Our most recent newsletter – which has just been posted on our website – features a summary of a paper that was published earlier this year in the Journal of the American Medical Association (JAMA) Ophthalmology.  The paper showed there was no significant difference between the visual acuity of children who underwent primary intraocular lens (IOL) implantation and those who were fitted with contact lenses.  However, there were significantly more adverse events and additional intraoperative procedures in the IOL group.  Based on these findings, the authors recommended that for infants with unilateral cataract the best option was generally to leave the eye aphakic and use a contact lens – rather than an IOL – for vision correction.

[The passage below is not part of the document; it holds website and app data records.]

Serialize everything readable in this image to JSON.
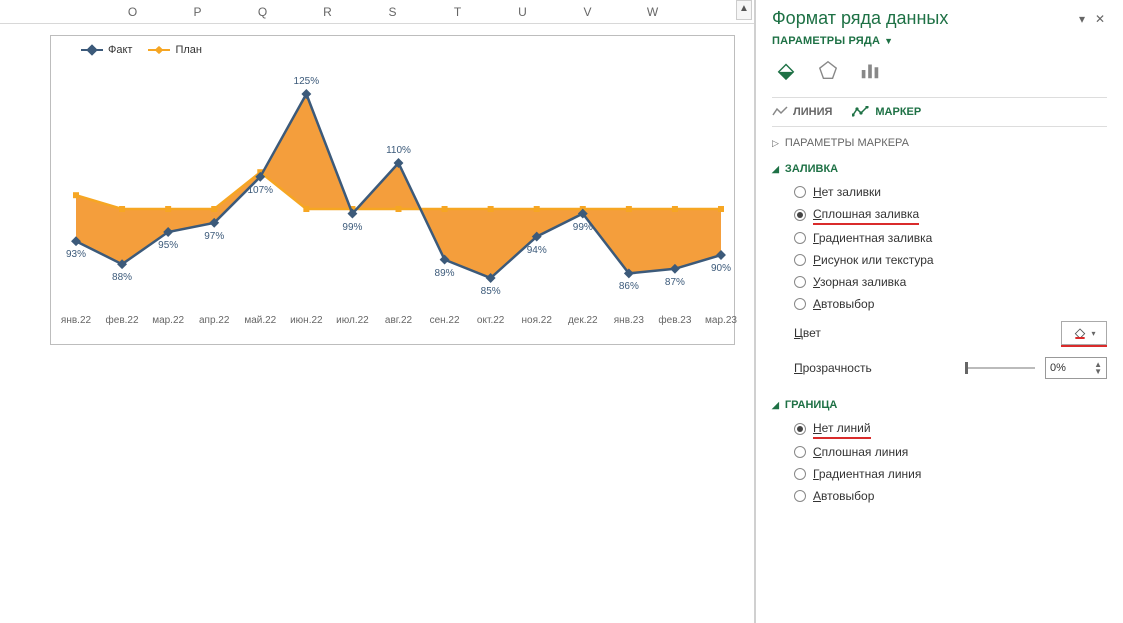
{
  "columns": [
    "O",
    "P",
    "Q",
    "R",
    "S",
    "T",
    "U",
    "V",
    "W"
  ],
  "legend": {
    "fact": "Факт",
    "plan": "План"
  },
  "chart_data": {
    "type": "line",
    "categories": [
      "янв.22",
      "фев.22",
      "мар.22",
      "апр.22",
      "май.22",
      "июн.22",
      "июл.22",
      "авг.22",
      "сен.22",
      "окт.22",
      "ноя.22",
      "дек.22",
      "янв.23",
      "фев.23",
      "мар.23"
    ],
    "series": [
      {
        "name": "Факт",
        "values": [
          93,
          88,
          95,
          97,
          107,
          125,
          99,
          110,
          89,
          85,
          94,
          99,
          86,
          87,
          90
        ],
        "color": "#3c5a7a"
      },
      {
        "name": "План",
        "values": [
          103,
          100,
          100,
          100,
          108,
          100,
          100,
          100,
          100,
          100,
          100,
          100,
          100,
          100,
          100
        ],
        "color": "#f6a623"
      }
    ],
    "ylim": [
      80,
      130
    ],
    "area_fill": "#f28d1a",
    "xlabel": "",
    "ylabel": ""
  },
  "pane": {
    "title": "Формат ряда данных",
    "series_options": "ПАРАМЕТРЫ РЯДА",
    "subtabs": {
      "line": "ЛИНИЯ",
      "marker": "МАРКЕР"
    },
    "sect_marker_params": "ПАРАМЕТРЫ МАРКЕРА",
    "sect_fill": "ЗАЛИВКА",
    "fill_opts": {
      "none": "Нет заливки",
      "solid": "Сплошная заливка",
      "gradient": "Градиентная заливка",
      "picture": "Рисунок или текстура",
      "pattern": "Узорная заливка",
      "auto": "Автовыбор"
    },
    "color_label": "Цвет",
    "transparency_label": "Прозрачность",
    "transparency_value": "0%",
    "sect_border": "ГРАНИЦА",
    "border_opts": {
      "none": "Нет линий",
      "solid": "Сплошная линия",
      "gradient": "Градиентная линия",
      "auto": "Автовыбор"
    }
  }
}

While IOLs are now the preferred option for correcting aphakia in adults – and also generally for older children – their use in babies and infants is still controversial.  IOLs have been implanted in babies as young as 8 days and they obviously have the advantage of providing a constant correction to an aphakic eye with optics similar to those of the normal human lens.  This permanent (pseuodphakic) correction then obviates the need for the parents to perform contact lens insertion and removal on their child, thus making their life a little bit easier.

Unfortunately, there are many disadvantages associated with the use of IOLs in infantile eyes.  The infantile eye requires a smaller diameter IOL which can lead to problems as the eye grows and there is also a greater risk of ocular complications (as confirmed by the paper).  In addition, the subsequent myopic shift that occurs in a normal eye due to axial elongation as the eye grows means that the pseudophakic infantile eye will eventually become highly myopic.

Richard